Description of the task — The answer should be each line of the records that contains the word "Account"; please copy them all.

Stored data
═══
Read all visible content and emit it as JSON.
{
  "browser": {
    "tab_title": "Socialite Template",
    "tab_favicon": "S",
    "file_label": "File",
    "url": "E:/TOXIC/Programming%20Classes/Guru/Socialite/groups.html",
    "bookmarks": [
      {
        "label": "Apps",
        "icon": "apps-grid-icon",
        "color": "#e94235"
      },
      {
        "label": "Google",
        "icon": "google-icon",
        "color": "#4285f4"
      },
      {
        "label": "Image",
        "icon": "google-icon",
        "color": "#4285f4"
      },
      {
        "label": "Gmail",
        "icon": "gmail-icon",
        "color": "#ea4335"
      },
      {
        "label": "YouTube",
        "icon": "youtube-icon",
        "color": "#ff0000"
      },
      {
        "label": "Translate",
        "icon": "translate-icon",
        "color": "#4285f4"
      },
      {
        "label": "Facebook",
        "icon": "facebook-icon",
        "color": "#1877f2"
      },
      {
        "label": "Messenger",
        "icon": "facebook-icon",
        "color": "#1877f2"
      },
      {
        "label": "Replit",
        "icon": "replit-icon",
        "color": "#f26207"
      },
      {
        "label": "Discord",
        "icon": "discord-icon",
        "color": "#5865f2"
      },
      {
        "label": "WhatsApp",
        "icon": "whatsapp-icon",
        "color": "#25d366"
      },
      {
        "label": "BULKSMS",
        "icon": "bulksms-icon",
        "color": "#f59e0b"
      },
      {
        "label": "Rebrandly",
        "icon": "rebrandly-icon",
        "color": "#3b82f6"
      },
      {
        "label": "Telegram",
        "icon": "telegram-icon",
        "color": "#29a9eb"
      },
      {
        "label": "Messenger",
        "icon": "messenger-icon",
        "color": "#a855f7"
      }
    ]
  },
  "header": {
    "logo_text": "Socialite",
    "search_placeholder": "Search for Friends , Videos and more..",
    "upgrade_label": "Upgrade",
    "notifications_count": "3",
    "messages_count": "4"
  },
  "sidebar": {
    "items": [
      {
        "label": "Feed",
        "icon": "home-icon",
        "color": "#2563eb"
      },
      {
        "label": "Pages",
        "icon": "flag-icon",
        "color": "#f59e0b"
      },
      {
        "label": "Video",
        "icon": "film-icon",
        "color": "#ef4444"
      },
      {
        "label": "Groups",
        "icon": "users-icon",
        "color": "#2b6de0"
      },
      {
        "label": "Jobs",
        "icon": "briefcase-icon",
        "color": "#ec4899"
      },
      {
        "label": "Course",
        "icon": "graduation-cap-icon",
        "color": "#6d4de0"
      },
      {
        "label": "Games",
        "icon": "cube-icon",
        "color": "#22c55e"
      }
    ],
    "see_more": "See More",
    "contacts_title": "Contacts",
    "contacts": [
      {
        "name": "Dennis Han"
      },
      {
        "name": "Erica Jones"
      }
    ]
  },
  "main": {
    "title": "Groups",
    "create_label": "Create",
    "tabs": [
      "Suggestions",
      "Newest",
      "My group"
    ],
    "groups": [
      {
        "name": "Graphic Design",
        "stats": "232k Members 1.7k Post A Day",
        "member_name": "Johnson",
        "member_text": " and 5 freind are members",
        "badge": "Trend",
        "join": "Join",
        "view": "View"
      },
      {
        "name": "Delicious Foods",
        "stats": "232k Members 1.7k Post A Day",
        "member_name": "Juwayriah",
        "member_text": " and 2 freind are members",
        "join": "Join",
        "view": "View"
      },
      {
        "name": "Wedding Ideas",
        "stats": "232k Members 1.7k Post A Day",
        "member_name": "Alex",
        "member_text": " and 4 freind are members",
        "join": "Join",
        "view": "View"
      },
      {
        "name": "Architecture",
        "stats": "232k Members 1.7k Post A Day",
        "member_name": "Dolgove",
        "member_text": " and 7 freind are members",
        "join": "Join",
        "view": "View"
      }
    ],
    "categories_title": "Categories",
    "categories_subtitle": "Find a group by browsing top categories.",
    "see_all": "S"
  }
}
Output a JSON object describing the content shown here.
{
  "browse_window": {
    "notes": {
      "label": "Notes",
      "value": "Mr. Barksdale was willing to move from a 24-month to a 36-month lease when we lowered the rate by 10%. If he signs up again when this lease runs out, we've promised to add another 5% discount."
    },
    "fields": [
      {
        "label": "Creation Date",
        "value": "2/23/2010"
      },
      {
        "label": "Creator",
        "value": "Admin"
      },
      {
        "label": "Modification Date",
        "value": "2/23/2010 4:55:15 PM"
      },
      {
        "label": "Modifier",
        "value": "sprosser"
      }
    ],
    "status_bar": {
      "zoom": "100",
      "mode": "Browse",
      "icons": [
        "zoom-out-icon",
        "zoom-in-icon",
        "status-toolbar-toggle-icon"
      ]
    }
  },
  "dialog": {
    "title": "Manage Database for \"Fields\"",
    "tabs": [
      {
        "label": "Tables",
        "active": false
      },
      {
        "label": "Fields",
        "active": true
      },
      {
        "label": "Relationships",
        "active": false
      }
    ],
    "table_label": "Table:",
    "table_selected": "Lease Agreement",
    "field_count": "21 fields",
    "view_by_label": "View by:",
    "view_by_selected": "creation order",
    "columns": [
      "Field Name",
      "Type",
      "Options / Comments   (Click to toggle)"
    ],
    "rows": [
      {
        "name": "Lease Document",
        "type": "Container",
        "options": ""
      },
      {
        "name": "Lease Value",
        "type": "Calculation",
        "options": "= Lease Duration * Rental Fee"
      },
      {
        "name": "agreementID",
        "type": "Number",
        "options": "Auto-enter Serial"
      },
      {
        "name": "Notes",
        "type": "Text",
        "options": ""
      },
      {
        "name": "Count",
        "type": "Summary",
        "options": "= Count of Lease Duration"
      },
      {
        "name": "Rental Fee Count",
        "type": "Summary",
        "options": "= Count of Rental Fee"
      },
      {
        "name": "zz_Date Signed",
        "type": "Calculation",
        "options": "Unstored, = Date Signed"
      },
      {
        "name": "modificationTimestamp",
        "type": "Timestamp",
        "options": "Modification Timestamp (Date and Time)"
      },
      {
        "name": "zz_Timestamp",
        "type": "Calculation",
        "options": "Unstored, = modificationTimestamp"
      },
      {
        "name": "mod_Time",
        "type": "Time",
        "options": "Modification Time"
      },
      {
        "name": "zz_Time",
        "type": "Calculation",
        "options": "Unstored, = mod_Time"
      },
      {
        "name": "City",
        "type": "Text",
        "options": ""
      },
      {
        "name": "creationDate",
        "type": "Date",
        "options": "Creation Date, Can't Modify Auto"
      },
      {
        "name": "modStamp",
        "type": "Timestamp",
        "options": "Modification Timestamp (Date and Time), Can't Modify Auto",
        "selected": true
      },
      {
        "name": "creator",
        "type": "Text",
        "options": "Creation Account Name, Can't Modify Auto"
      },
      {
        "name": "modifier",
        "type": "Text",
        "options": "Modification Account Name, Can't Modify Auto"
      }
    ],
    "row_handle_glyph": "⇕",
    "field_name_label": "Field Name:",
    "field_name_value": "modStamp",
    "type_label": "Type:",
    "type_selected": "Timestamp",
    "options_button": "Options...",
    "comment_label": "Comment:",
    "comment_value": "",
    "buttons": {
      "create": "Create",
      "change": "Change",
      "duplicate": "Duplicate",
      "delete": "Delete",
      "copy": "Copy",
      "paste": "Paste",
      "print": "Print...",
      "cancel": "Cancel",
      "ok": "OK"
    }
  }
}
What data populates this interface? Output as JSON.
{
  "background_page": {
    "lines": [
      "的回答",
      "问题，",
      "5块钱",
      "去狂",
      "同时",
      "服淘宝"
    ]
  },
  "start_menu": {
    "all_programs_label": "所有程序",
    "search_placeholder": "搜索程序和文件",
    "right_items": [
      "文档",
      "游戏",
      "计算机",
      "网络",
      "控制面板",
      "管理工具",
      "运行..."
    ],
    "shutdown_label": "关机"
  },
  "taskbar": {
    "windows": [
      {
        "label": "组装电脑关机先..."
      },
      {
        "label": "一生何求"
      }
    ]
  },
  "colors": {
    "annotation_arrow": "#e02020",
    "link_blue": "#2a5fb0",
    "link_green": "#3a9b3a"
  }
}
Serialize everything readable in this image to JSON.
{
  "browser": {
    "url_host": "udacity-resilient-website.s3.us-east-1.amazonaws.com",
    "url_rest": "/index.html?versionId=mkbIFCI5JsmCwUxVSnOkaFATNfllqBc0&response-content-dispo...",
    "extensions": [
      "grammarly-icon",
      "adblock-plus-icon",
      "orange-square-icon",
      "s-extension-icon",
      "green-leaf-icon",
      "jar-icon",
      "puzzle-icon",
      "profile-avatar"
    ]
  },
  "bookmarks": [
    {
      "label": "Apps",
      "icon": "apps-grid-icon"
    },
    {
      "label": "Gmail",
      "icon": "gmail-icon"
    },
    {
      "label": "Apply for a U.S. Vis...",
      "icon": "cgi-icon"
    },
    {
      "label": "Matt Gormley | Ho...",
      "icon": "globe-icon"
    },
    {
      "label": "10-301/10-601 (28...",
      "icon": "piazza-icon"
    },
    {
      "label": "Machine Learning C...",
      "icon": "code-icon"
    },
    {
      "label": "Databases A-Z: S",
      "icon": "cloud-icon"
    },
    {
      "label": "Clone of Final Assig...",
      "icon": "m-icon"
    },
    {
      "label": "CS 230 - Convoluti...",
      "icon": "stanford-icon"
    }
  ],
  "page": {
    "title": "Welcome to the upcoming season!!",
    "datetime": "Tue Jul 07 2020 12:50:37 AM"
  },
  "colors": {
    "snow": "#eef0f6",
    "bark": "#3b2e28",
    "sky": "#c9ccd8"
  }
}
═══
Final answer —
        "options": "Creation Account Name, Can't Modify Auto"
        "options": "Modification Account Name, Can't Modify Auto"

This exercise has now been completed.